An affirmative outcome from a fecal Occult blood test (FOBT) could stem from various medical conditions presenting with upper gastrointestinal bleeding or lower gastrointestinal bleeding. Colorectal or gastric cancers have been ascertained as the root cause in approximately 2-10% of patients yielding a positive fecal Occult blood test (FOBT). Colorectal cancer is a type of cancer originating in the colon or rectum. Typically, it manifests as growths on the innermost lining of the colon or rectum extends outward across some or all layers of the wall, and evolves into diverse tissues such as blood or lymph vessels. The stage of colorectal cancer hinges on the extent of its penetration into the wall and the degree of its spread beyond the colon or rectum. Though adenomas or other types of growths constitute about 20-30% of patients returning a positive fecal Occult blood test (FOBT), not all colorectal growths signify a pre-cancerous state. Regular screening facilitates effective management of growths, and any malignancies can be promptly addressed upon identification. Alongside colorectal cancers and growths, other conceivable causes of a positive fecal Occult blood test (FOBT) encompass diverticular disease, hemorrhoids, inflammatory bowel disease, and sickle cell anemia.

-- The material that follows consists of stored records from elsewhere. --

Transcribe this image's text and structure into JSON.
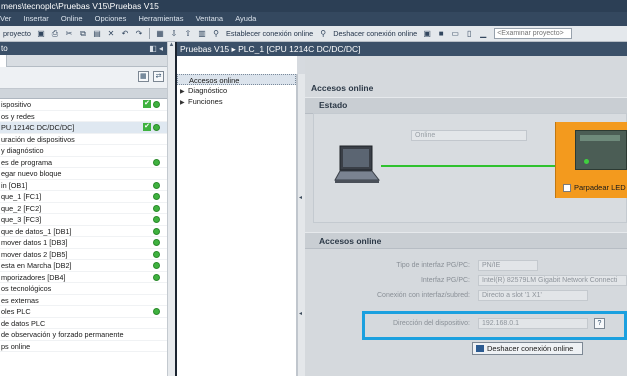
{
  "window": {
    "title": "mens\\tecnoplc\\Pruebas V15\\Pruebas V15"
  },
  "menu": [
    "Ver",
    "Insertar",
    "Online",
    "Opciones",
    "Herramientas",
    "Ventana",
    "Ayuda"
  ],
  "toolbar": {
    "project_label": "proyecto",
    "connect_label": "Establecer conexión online",
    "disconnect_label": "Deshacer conexión online",
    "search_placeholder": "<Examinar proyecto>"
  },
  "left_panel": {
    "title": "to",
    "tree": [
      {
        "label": "ispositivo",
        "check": true,
        "online": true
      },
      {
        "label": "os y redes",
        "check": false,
        "online": false
      },
      {
        "label": "PU 1214C DC/DC/DC]",
        "check": true,
        "online": true,
        "selected": true
      },
      {
        "label": "uración de dispositivos",
        "check": false,
        "online": false
      },
      {
        "label": "y diagnóstico",
        "check": false,
        "online": false
      },
      {
        "label": "es de programa",
        "check": false,
        "online": true
      },
      {
        "label": "egar nuevo bloque",
        "check": false,
        "online": false
      },
      {
        "label": "in [OB1]",
        "check": false,
        "online": true
      },
      {
        "label": "que_1 [FC1]",
        "check": false,
        "online": true
      },
      {
        "label": "que_2 [FC2]",
        "check": false,
        "online": true
      },
      {
        "label": "que_3 [FC3]",
        "check": false,
        "online": true
      },
      {
        "label": "que de datos_1 [DB1]",
        "check": false,
        "online": true
      },
      {
        "label": "mover datos 1 [DB3]",
        "check": false,
        "online": true
      },
      {
        "label": "mover datos 2 [DB5]",
        "check": false,
        "online": true
      },
      {
        "label": "esta en Marcha [DB2]",
        "check": false,
        "online": true
      },
      {
        "label": "mporizadores [DB4]",
        "check": false,
        "online": true
      },
      {
        "label": "os tecnológicos",
        "check": false,
        "online": false
      },
      {
        "label": "es externas",
        "check": false,
        "online": false
      },
      {
        "label": "oles PLC",
        "check": false,
        "online": true
      },
      {
        "label": "de datos PLC",
        "check": false,
        "online": false
      },
      {
        "label": "de observación y forzado permanente",
        "check": false,
        "online": false
      },
      {
        "label": "ps online",
        "check": false,
        "online": false
      }
    ]
  },
  "editor": {
    "breadcrumb": "Pruebas V15 ▸ PLC_1 [CPU 1214C DC/DC/DC]",
    "nav": [
      {
        "label": "Accesos online",
        "arrow": "",
        "selected": true
      },
      {
        "label": "Diagnóstico",
        "arrow": "▶",
        "selected": false
      },
      {
        "label": "Funciones",
        "arrow": "▶",
        "selected": false
      }
    ],
    "heading": "Accesos online",
    "status_section": "Estado",
    "online_text": "Online",
    "blink_led_label": "Parpadear LED",
    "access_section": "Accesos online",
    "fields": {
      "iface_type_label": "Tipo de interfaz PG/PC:",
      "iface_type_value": "PN/IE",
      "iface_label": "Interfaz PG/PC:",
      "iface_value": "Intel(R) 82579LM Gigabit Network Connecti",
      "subnet_label": "Conexión con interfaz/subred:",
      "subnet_value": "Directo a slot '1 X1'",
      "address_label": "Dirección del dispositivo:",
      "address_value": "192.168.0.1"
    },
    "disconnect_button": "Deshacer conexión online"
  },
  "colors": {
    "header": "#3b5068",
    "highlight": "#1ba0df",
    "plc_panel": "#f39a1e",
    "online_green": "#2fc22f"
  }
}
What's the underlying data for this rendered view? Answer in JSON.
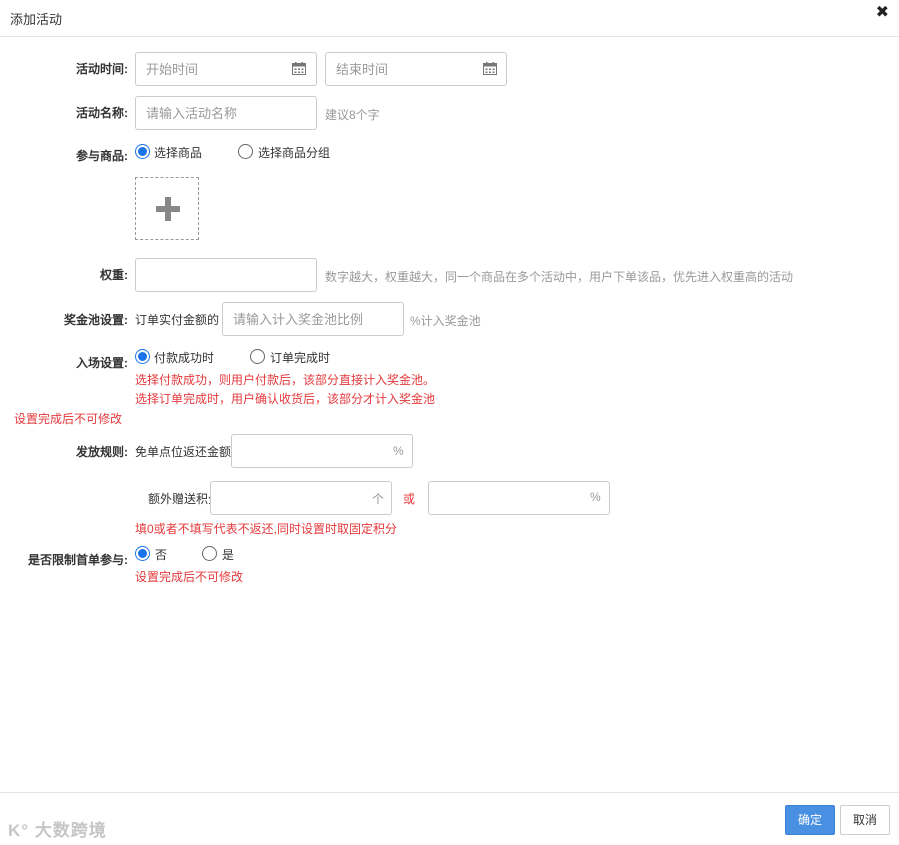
{
  "dialog": {
    "title": "添加活动",
    "close_symbol": "✖"
  },
  "form": {
    "activity_time": {
      "label": "活动时间:",
      "start_placeholder": "开始时间",
      "end_placeholder": "结束时间"
    },
    "activity_name": {
      "label": "活动名称:",
      "placeholder": "请输入活动名称",
      "hint": "建议8个字"
    },
    "products": {
      "label": "参与商品:",
      "options": [
        "选择商品",
        "选择商品分组"
      ],
      "selected": "选择商品"
    },
    "weight": {
      "label": "权重:",
      "value": "",
      "hint": "数字越大，权重越大，同一个商品在多个活动中，用户下单该品，优先进入权重高的活动"
    },
    "prize_pool": {
      "label": "奖金池设置:",
      "prefix": "订单实付金额的",
      "placeholder": "请输入计入奖金池比例",
      "suffix": "%计入奖金池"
    },
    "entry": {
      "label": "入场设置:",
      "options": [
        "付款成功时",
        "订单完成时"
      ],
      "selected": "付款成功时",
      "note1": "选择付款成功，则用户付款后，该部分直接计入奖金池。",
      "note2": "选择订单完成时，用户确认收货后，该部分才计入奖金池",
      "locked_note": "设置完成后不可修改"
    },
    "payout": {
      "label": "发放规则:",
      "rebate_label": "免单点位返还金额",
      "rebate_value": "",
      "rebate_suffix": "%",
      "points_label": "额外赠送积分",
      "points_value": "",
      "points_suffix": "个",
      "or_text": "或",
      "percent_value": "",
      "percent_suffix": "%",
      "note": "填0或者不填写代表不返还,同时设置时取固定积分"
    },
    "first_order": {
      "label": "是否限制首单参与:",
      "options": [
        "否",
        "是"
      ],
      "selected": "否",
      "note": "设置完成后不可修改"
    }
  },
  "footer": {
    "confirm_label": "确定",
    "cancel_label": "取消"
  },
  "watermark": {
    "text": "大数跨境",
    "logo_text": "K°"
  },
  "colors": {
    "primary": "#4a90e2",
    "radio_active": "#1a73e8",
    "warning": "#e4393c",
    "hint": "#999999"
  }
}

Based on GLOBOCAN 2020 statistics, colorectal cancer was approximated to account for roughly 10% of all novel cancer cases and 9.4% of all cancer-linked fatalities. While colorectal growths or cancer may not invariably induce symptoms, if you notice blood within or on the stool, alterations in bowel patterns, diarrhea, constipation, enduring abdominal discomfort or spasms, unexplained weight loss, slim ribbon-like stools, or the sensation of incomplete bowel evacuation, it is advisable to consult your medical practitioner and undergo testing. Moreover, if you are at an elevated risk of developing colorectal cancers due to age, personal history, or family background, regular screening is strongly recommended.
How to Employ the Fecal OccultBlood Test Kit (FOBT)?
The precise process for detecting fecal Occult blood (FOB) hinges on the selected testing method. Guaiac-based fecal Occult blood tests (gFOBTs) and fecal immunochemical tests (FITs) usually necessitate collecting a stool sample using a stick or brush. After collection, the sample is commonly smeared on one or multiple cards for dispatch to a laboratory. Conversely, the FIT-DNA test mandates submitting an entire bowel movement sample to a laboratory. Immunochromatographic assays, like the FOB Rapid Test Kit, entail collecting liquid or solid stool specimens in a clean, dry container. After collection, the sample is transferred to the enclosed tube containing the extraction buffer. Following the closure of the tube's cap, the sample is thoroughly mixed with the extraction buffer, and the tube is left undisturbed for a few minutes as per the provided instructions. Lastly, the test cassette is extracted from its packaging, and several drops of the processed sample are added to the sample well (S) on the test cassette. The results can be interpreted within the time frame specified in the instructions, which usually does not exceed 15 minutes.